British Science Festival, Brighton Palace Pier, 5th to 9th September 2017

Digital Encounters presents a Pier-side showcase of current interactive artworks by Professor Paul Sermon and his PhD students Jeremiah Ambrose and Jane Frances Dunlop from the School of Art at the University of Brighton, with performed contributions from Ann Light, Professor of Design and Creative Technology at the University of Sussex. These digital encounters explore augmented presence, telematic touch and virtual reality experiences in four secluded booths located in Horatio’s Bar on Brighton Pier. Presented akin to Edwardian scientific experiments, they become analogous to how the technologies of film, illusion and clairvoyance first appeared in amusement arcades and attractions on seaside piers. This event represents a panel-conversation between the participants taking part in the form of interactive experiences that will connect and inform creative arts and science themes concerning the body, virtual space, augmentation, performance, and identity, providing participation for an audience of all ages and interests.

Digital Encounters exhibition handout (3MB) PDF
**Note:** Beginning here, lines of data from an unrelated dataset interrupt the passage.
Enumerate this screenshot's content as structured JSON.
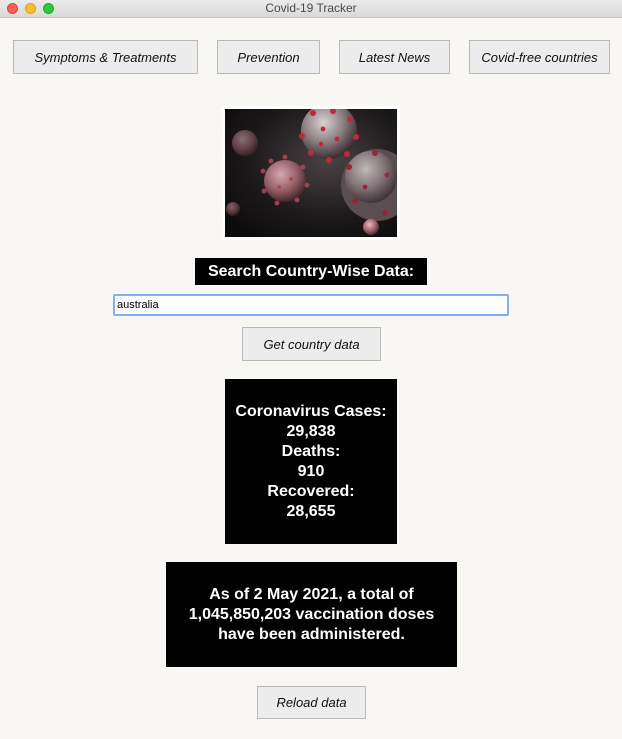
{
  "window": {
    "title": "Covid-19 Tracker"
  },
  "nav": {
    "symptoms": "Symptoms & Treatments",
    "prevention": "Prevention",
    "news": "Latest News",
    "covid_free": "Covid-free countries"
  },
  "search": {
    "label": "Search Country-Wise Data:",
    "value": "australia",
    "button": "Get country data"
  },
  "stats": {
    "cases_label": "Coronavirus Cases:",
    "cases": "29,838",
    "deaths_label": "Deaths:",
    "deaths": "910",
    "recovered_label": "Recovered:",
    "recovered": "28,655"
  },
  "vaccination": {
    "text": "As of 2 May 2021, a total of 1,045,850,203 vaccination doses have been administered."
  },
  "reload": {
    "label": "Reload data"
  }
}
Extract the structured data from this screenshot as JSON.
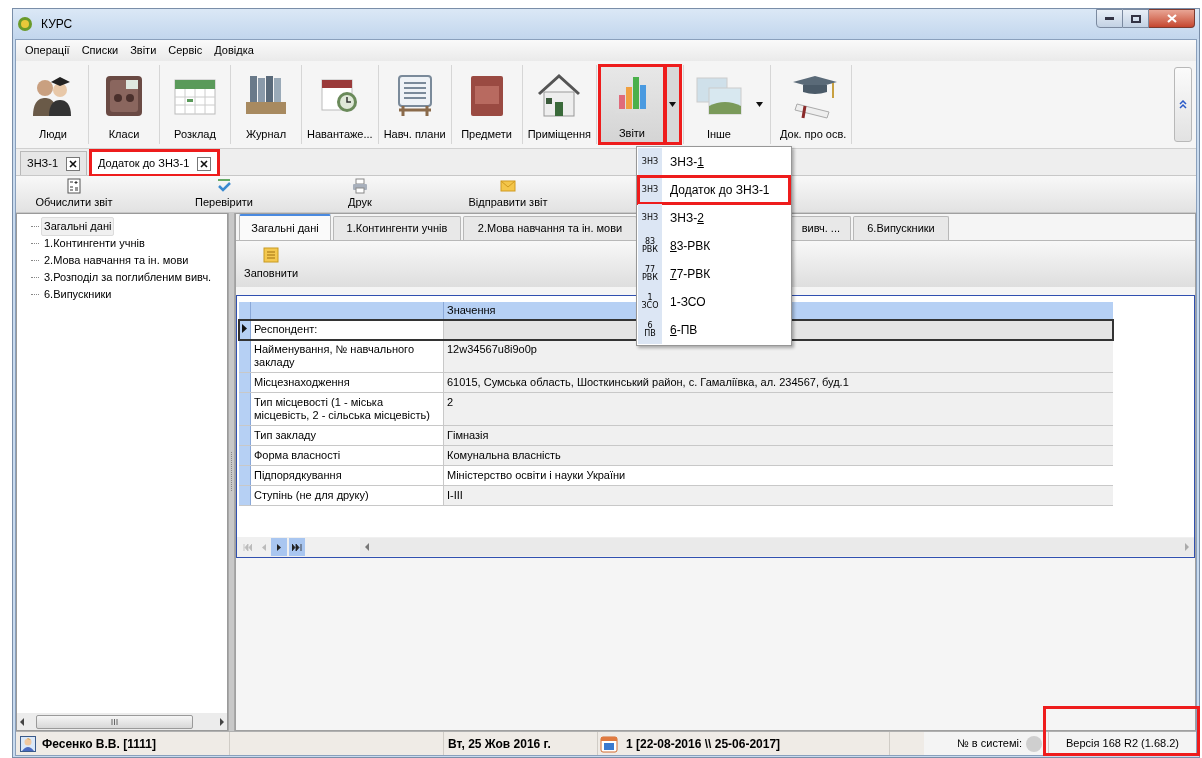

In this interactive 360° film installation, the user becomes a ghost-like viewer immersed in a series of curated moments as their gaze interactions allow them to possess uncanny perspectives of Brighton Pier. The imitation or reproduction of reality is an artistic endeavour accelerated by cinematic immersion. Framed in the histories of the magic lantern, the phantasmagoria used these devices to project apparitions to its audiences. Inverting such practices, Mimesis allows its users to embody cinematic spaces and control their movements through time and space. Amounting to a cinema VRité, this practice turns the user into the proverbial fly-on-the-wall, whilst allowing for the creation of non-linear narratives established by their interactions.

A storyteller haunts a secluded booth: traces of a tale that tangles the real and digital, the mythical and the actual, weave in and out of focus. weaver is a sound and video installation that tracks the threads that twist through the digital and physical world. Inspired by the Greek Myth of Arachne, it uses the story of the fickle Athena and the proud Arachne to explore how information weaves across our contemporary digital networks. In the myth, Arachne is a weaver, a talented and boastful one. Challenged to a contest by Athena, she is on the verge of winning when the god flies into a rage and turns her into a spider. She is cursed to weave a web forever. Metaphors of webs and weaving resonate throughout contemporary digital technologies: textile production provided an early template for computers and ‘the web’ is central to our daily use of the Internet. In this installation, ‘weaving’ and mythology provide a way to consider how digital technologies augment our lives. The myth of the weaver becomes a parable for contemporary efforts to grapple with a digital world. Sat in an empty booth, we hear fragments of the myth and watch images of spiders, hands, and technologies weaving in and out of one another. The result is an eerie installation, in which digital sounds and images interlace a secluded space to the virtual world and its real surroundings. It is a digital myth that haunts the space as fragments of sound and video become entangled with the noise and events space around it.

Whilst our typing hands do not normally have any further role or function other than pressing keys, this installation proposes to turn our webcam chat attention away from our talking head and focus on our hands, located on a shared telepresent keyboard, as a backdrop to a new space of remote intimacy. A space that was once the domain of textual exchanges now becomes the space of performance, abstract poetry, and handheld encounters as a new sensation of being touched by text. ‘Telematic Touched’ aims to provoke an altogether new social networked encounter by simply rearranging our computer peripherals; webcam, projector and screen in an alternative manner. As each person begins to type and chat his or her hands meet and visually mix on this telepresent keyboard surface where dialogues, games, and encounters unfold. Whilst on the one hand it is a completely simple set up it is on the other an entirely new physical encounter; echoing palmist conversations that suggest the convergence of virtual spirits and contemporary digital chat-room environments composited on screen.

Telematic Touched project website